By Barbara Wood | Special to the Almanac
An El Camino Real shrunken to four traffic lanes, with a shared bike and pedestrian trail on one side and a bike lane buffered from traffic on the other, is just one of the projects envisioned in the draft master plan for bicycle and pedestrian circulation in Atherton presented to the City Council at a joint study session with the Parks and Recreation Commission on April 2.
The total cost of priority projects in the plan is $6.8 million, but consultant Casey Hildreth, an associate planner with Alta Planning and Design, said much of the funding could come from other agencies or grants, and the town would probably be responsible for about $1.5 million of the cost.
Mr. Hildreth told the town officials that they should think about how long they wanted to take to make the improvements. "It might take 20 years," he said.
But at least one council member saw a swifter implementation. "In terms of time frame for the dollar amounts you showed," Councilman Rick DeGolia said, "I'm thinking this is not a 10-year-project, this is a three-year project."
The master plan shows how bicycles could travel through Atherton and link up with bikeways in adjacent communities.

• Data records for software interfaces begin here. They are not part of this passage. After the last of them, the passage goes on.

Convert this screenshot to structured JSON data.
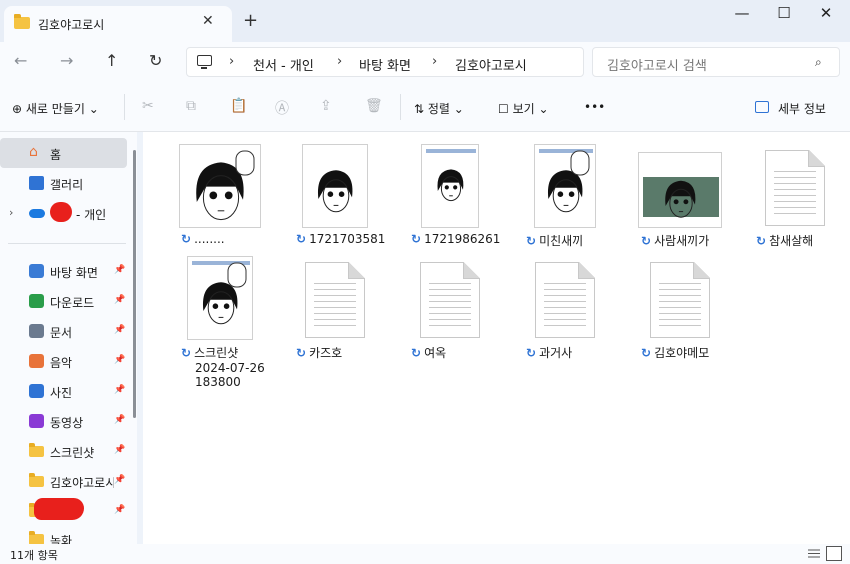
{
  "tab": {
    "title": "김호야고로시",
    "close": "✕",
    "new_tab": "+"
  },
  "window": {
    "minimize": "—",
    "maximize": "☐",
    "close": "✕"
  },
  "nav_buttons": {
    "back": "←",
    "forward": "→",
    "up": "↑",
    "refresh": "↻"
  },
  "breadcrumb": [
    "천서 - 개인",
    "바탕 화면",
    "김호야고로시"
  ],
  "breadcrumb_sep": "›",
  "search": {
    "placeholder": "김호야고로시 검색",
    "icon": "⌕"
  },
  "toolbar": {
    "new": "⊕ 새로 만들기 ⌄",
    "cut": "✂",
    "copy": "⧉",
    "paste": "📋",
    "rename": "Ⓐ",
    "share": "⇪",
    "delete": "🗑",
    "sort": "⇅ 정렬 ⌄",
    "view": "☐ 보기 ⌄",
    "more": "•••",
    "details": "세부 정보"
  },
  "sidebar": {
    "home": "홈",
    "gallery": "갤러리",
    "onedrive": "- 개인",
    "items": [
      {
        "label": "바탕 화면",
        "icon": "desktop-icon",
        "color": "#3a7bd5"
      },
      {
        "label": "다운로드",
        "icon": "download-icon",
        "color": "#2a9d4a"
      },
      {
        "label": "문서",
        "icon": "document-icon",
        "color": "#6b7a8f"
      },
      {
        "label": "음악",
        "icon": "music-icon",
        "color": "#e8733a"
      },
      {
        "label": "사진",
        "icon": "pictures-icon",
        "color": "#2f73d4"
      },
      {
        "label": "동영상",
        "icon": "video-icon",
        "color": "#8a3ad5"
      },
      {
        "label": "스크린샷",
        "icon": "folder-icon",
        "color": "#f5c342"
      },
      {
        "label": "김호야고로시",
        "icon": "folder-icon",
        "color": "#f5c342"
      },
      {
        "label": "",
        "icon": "folder-icon",
        "color": "#f5c342"
      },
      {
        "label": "녹화",
        "icon": "folder-icon",
        "color": "#f5c342"
      }
    ],
    "pin": "📌"
  },
  "files": [
    {
      "name": "........",
      "kind": "image"
    },
    {
      "name": "1721703581",
      "kind": "image"
    },
    {
      "name": "1721986261",
      "kind": "image"
    },
    {
      "name": "미친새끼",
      "kind": "image"
    },
    {
      "name": "사람새끼가",
      "kind": "image"
    },
    {
      "name": "참새살해",
      "kind": "text"
    },
    {
      "name": "스크린샷",
      "name2": "2024-07-26",
      "name3": "183800",
      "kind": "image"
    },
    {
      "name": "카즈호",
      "kind": "text"
    },
    {
      "name": "여옥",
      "kind": "text"
    },
    {
      "name": "과거사",
      "kind": "text"
    },
    {
      "name": "김호야메모",
      "kind": "text"
    }
  ],
  "sync_glyph": "↻",
  "status": {
    "count": "11개 항목"
  },
  "colors": {
    "accent": "#2f73d4",
    "folder": "#f5c342",
    "redact": "#e8201c"
  }
}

It also lays out ways in which some simple changes could make Atherton streets more walkable, such as revising the town's rules for landscaping in the roadside setback.
Currently, Atherton allows ground-hugging landscaping of up to 5 inches in height right up to the roadsides. When the consultants looked at the walkability of Atherton's streets, "we found landscaping to be the number-one impediment," Mr. Hildreth said. "It's a nice rural environment, but if the goal is to prioritize walking," changes will have to be made. The town also needs to improve drainage in some areas and add barriers between walkers and traffic on some busy streets, he said.
In a report to the council about the master plan, City Manager George Rodericks and Community Services Director Michael Kashiwagi said that the council still has a number of decisions to make regarding the master plan. They must vote to accept the draft plan, do environmental analysis of the plan and its projects, approve the final plan, change the town's regulations for landscaping along streets, change regulations to allow bikes to go through Holbrook-Palmer Park, and put funding for projects in the town's budget, the report says.
Projects given priority in the draft plan include:
● New shared-use (bike and pedestrian) paths: El Camino Real from Selby Lane to 5th Avenue and from Atherton Avenue to Encinal Avenue; Watkins Avenue from the train tracks to Middlefield Road and Middlefield Road from Watkins Avenue to Marsh Road; Holbrook-Palmer Park from the corner of the park to the current Felton Gables pathway.
● Bike lane improvements: Middlefield Road from the town limits to town limits; Valparaiso from North Lemon to El Camino Real.
● Bike boulevard (shared with cars): Elena and Atherton avenues between Valparaiso and Austin avenues.
● Intersection improvements: Middlefield Road at Oak Grove Avenue and at Glenwood Avenue; and Valparaiso Avenue at Elena Avenue.
The draft plan also recommends two studies. The first, costing $100,000, would study El Camino Real between Selby Lane and Valparaiso Avenue for the feasibility of reducing the number of lanes and adding a shared-use trail.
The second calls for spending $50,000 to study the feasibility and preparing a preliminary design for a trail or pathway along Marsh Road from Bay Road to Middlefield Avenue and from Middlefield Avenue on Watkins Avenue to the Dinkelspiel Station Lane Caltrain tracks.
Click here to see the full report (it may take a minute to load).